== Listed records ==
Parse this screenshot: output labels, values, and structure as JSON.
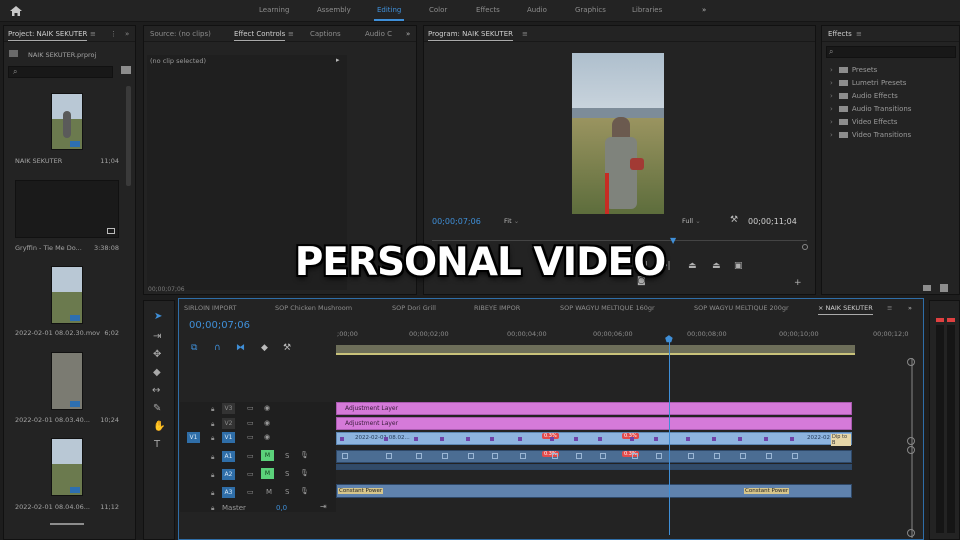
{
  "overlay_title": "PERSONAL VIDEO",
  "workspaces": [
    {
      "label": "Learning"
    },
    {
      "label": "Assembly"
    },
    {
      "label": "Editing"
    },
    {
      "label": "Color"
    },
    {
      "label": "Effects"
    },
    {
      "label": "Audio"
    },
    {
      "label": "Graphics"
    },
    {
      "label": "Libraries"
    }
  ],
  "workspace_more": "»",
  "project": {
    "tab": "Project: NAIK SEKUTER",
    "menu": "≡",
    "more": "»",
    "file": "NAIK SEKUTER.prproj",
    "items": [
      {
        "name": "NAIK SEKUTER",
        "duration": "11;04"
      },
      {
        "name": "Gryffin - Tie Me Do...",
        "duration": "3:38:08"
      },
      {
        "name": "2022-02-01 08.02.30.mov",
        "duration": "6;02"
      },
      {
        "name": "2022-02-01 08.03.40...",
        "duration": "10;24"
      },
      {
        "name": "2022-02-01 08.04.06...",
        "duration": "11;12"
      }
    ]
  },
  "source_panel": {
    "tabs": [
      {
        "label": "Source: (no clips)"
      },
      {
        "label": "Effect Controls"
      },
      {
        "label": "Captions"
      },
      {
        "label": "Audio C"
      }
    ],
    "menu": "≡",
    "more": "»",
    "no_clip": "(no clip selected)",
    "play_arrow": "▸",
    "timecode": "00;00;07;06"
  },
  "program": {
    "tab": "Program: NAIK SEKUTER",
    "menu": "≡",
    "timecode_current": "00;00;07;06",
    "fit": "Fit",
    "quality": "Full",
    "timecode_total": "00;00;11;04"
  },
  "effects": {
    "tab": "Effects",
    "menu": "≡",
    "items": [
      {
        "label": "Presets"
      },
      {
        "label": "Lumetri Presets"
      },
      {
        "label": "Audio Effects"
      },
      {
        "label": "Audio Transitions"
      },
      {
        "label": "Video Effects"
      },
      {
        "label": "Video Transitions"
      }
    ]
  },
  "timeline": {
    "sequences": [
      {
        "label": "SIRLOIN IMPORT"
      },
      {
        "label": "SOP Chicken Mushroom"
      },
      {
        "label": "SOP Dori Grill"
      },
      {
        "label": "RIBEYE IMPOR"
      },
      {
        "label": "SOP WAGYU MELTIQUE 160gr"
      },
      {
        "label": "SOP WAGYU MELTIQUE 200gr"
      },
      {
        "label": "× NAIK SEKUTER"
      }
    ],
    "active_sequence_menu": "≡",
    "timecode": "00;00;07;06",
    "ruler": [
      {
        "label": ";00;00"
      },
      {
        "label": "00;00;02;00"
      },
      {
        "label": "00;00;04;00"
      },
      {
        "label": "00;00;06;00"
      },
      {
        "label": "00;00;08;00"
      },
      {
        "label": "00;00;10;00"
      },
      {
        "label": "00;00;12;0"
      }
    ],
    "tracks": {
      "v3": "V3",
      "v2": "V2",
      "v1": "V1",
      "v1_src": "V1",
      "a1": "A1",
      "a1_src": "A1",
      "a2": "A2",
      "a3": "A3",
      "m": "M",
      "s": "S",
      "master": "Master",
      "master_value": "0,0"
    },
    "clips": {
      "adj1": "Adjustment Layer",
      "adj2": "Adjustment Layer",
      "v1_name": "2022-02-01 08.02...",
      "v1_tail": "2022-02",
      "v1_tail2": "Dip to B",
      "red1": "0.3%",
      "red2": "0.3%",
      "red3": "0.3%",
      "red4": "0.3%",
      "a3_left": "Constant Power",
      "a3_right": "Constant Power"
    },
    "playhead_fraction": 0.6
  },
  "colors": {
    "accent": "#3f8fd8",
    "adjustment": "#d57ad9",
    "video_clip": "#8db4df",
    "audio_clip": "#4b6d93",
    "meter_red": "#e04040"
  }
}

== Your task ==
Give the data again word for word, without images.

== Problem solution ==
Parse this screenshot: output labels, values, and structure as JSON.
{
  "overlay_title": "PERSONAL VIDEO",
  "workspaces": [
    {
      "label": "Learning"
    },
    {
      "label": "Assembly"
    },
    {
      "label": "Editing"
    },
    {
      "label": "Color"
    },
    {
      "label": "Effects"
    },
    {
      "label": "Audio"
    },
    {
      "label": "Graphics"
    },
    {
      "label": "Libraries"
    }
  ],
  "workspace_more": "»",
  "project": {
    "tab": "Project: NAIK SEKUTER",
    "menu": "≡",
    "more": "»",
    "file": "NAIK SEKUTER.prproj",
    "items": [
      {
        "name": "NAIK SEKUTER",
        "duration": "11;04"
      },
      {
        "name": "Gryffin - Tie Me Do...",
        "duration": "3:38:08"
      },
      {
        "name": "2022-02-01 08.02.30.mov",
        "duration": "6;02"
      },
      {
        "name": "2022-02-01 08.03.40...",
        "duration": "10;24"
      },
      {
        "name": "2022-02-01 08.04.06...",
        "duration": "11;12"
      }
    ]
  },
  "source_panel": {
    "tabs": [
      {
        "label": "Source: (no clips)"
      },
      {
        "label": "Effect Controls"
      },
      {
        "label": "Captions"
      },
      {
        "label": "Audio C"
      }
    ],
    "menu": "≡",
    "more": "»",
    "no_clip": "(no clip selected)",
    "play_arrow": "▸",
    "timecode": "00;00;07;06"
  },
  "program": {
    "tab": "Program: NAIK SEKUTER",
    "menu": "≡",
    "timecode_current": "00;00;07;06",
    "fit": "Fit",
    "quality": "Full",
    "timecode_total": "00;00;11;04"
  },
  "effects": {
    "tab": "Effects",
    "menu": "≡",
    "items": [
      {
        "label": "Presets"
      },
      {
        "label": "Lumetri Presets"
      },
      {
        "label": "Audio Effects"
      },
      {
        "label": "Audio Transitions"
      },
      {
        "label": "Video Effects"
      },
      {
        "label": "Video Transitions"
      }
    ]
  },
  "timeline": {
    "sequences": [
      {
        "label": "SIRLOIN IMPORT"
      },
      {
        "label": "SOP Chicken Mushroom"
      },
      {
        "label": "SOP Dori Grill"
      },
      {
        "label": "RIBEYE IMPOR"
      },
      {
        "label": "SOP WAGYU MELTIQUE 160gr"
      },
      {
        "label": "SOP WAGYU MELTIQUE 200gr"
      },
      {
        "label": "× NAIK SEKUTER"
      }
    ],
    "active_sequence_menu": "≡",
    "timecode": "00;00;07;06",
    "ruler": [
      {
        "label": ";00;00"
      },
      {
        "label": "00;00;02;00"
      },
      {
        "label": "00;00;04;00"
      },
      {
        "label": "00;00;06;00"
      },
      {
        "label": "00;00;08;00"
      },
      {
        "label": "00;00;10;00"
      },
      {
        "label": "00;00;12;0"
      }
    ],
    "tracks": {
      "v3": "V3",
      "v2": "V2",
      "v1": "V1",
      "v1_src": "V1",
      "a1": "A1",
      "a1_src": "A1",
      "a2": "A2",
      "a3": "A3",
      "m": "M",
      "s": "S",
      "master": "Master",
      "master_value": "0,0"
    },
    "clips": {
      "adj1": "Adjustment Layer",
      "adj2": "Adjustment Layer",
      "v1_name": "2022-02-01 08.02...",
      "v1_tail": "2022-02",
      "v1_tail2": "Dip to B",
      "red1": "0.3%",
      "red2": "0.3%",
      "red3": "0.3%",
      "red4": "0.3%",
      "a3_left": "Constant Power",
      "a3_right": "Constant Power"
    },
    "playhead_fraction": 0.6
  },
  "colors": {
    "accent": "#3f8fd8",
    "adjustment": "#d57ad9",
    "video_clip": "#8db4df",
    "audio_clip": "#4b6d93",
    "meter_red": "#e04040"
  }
}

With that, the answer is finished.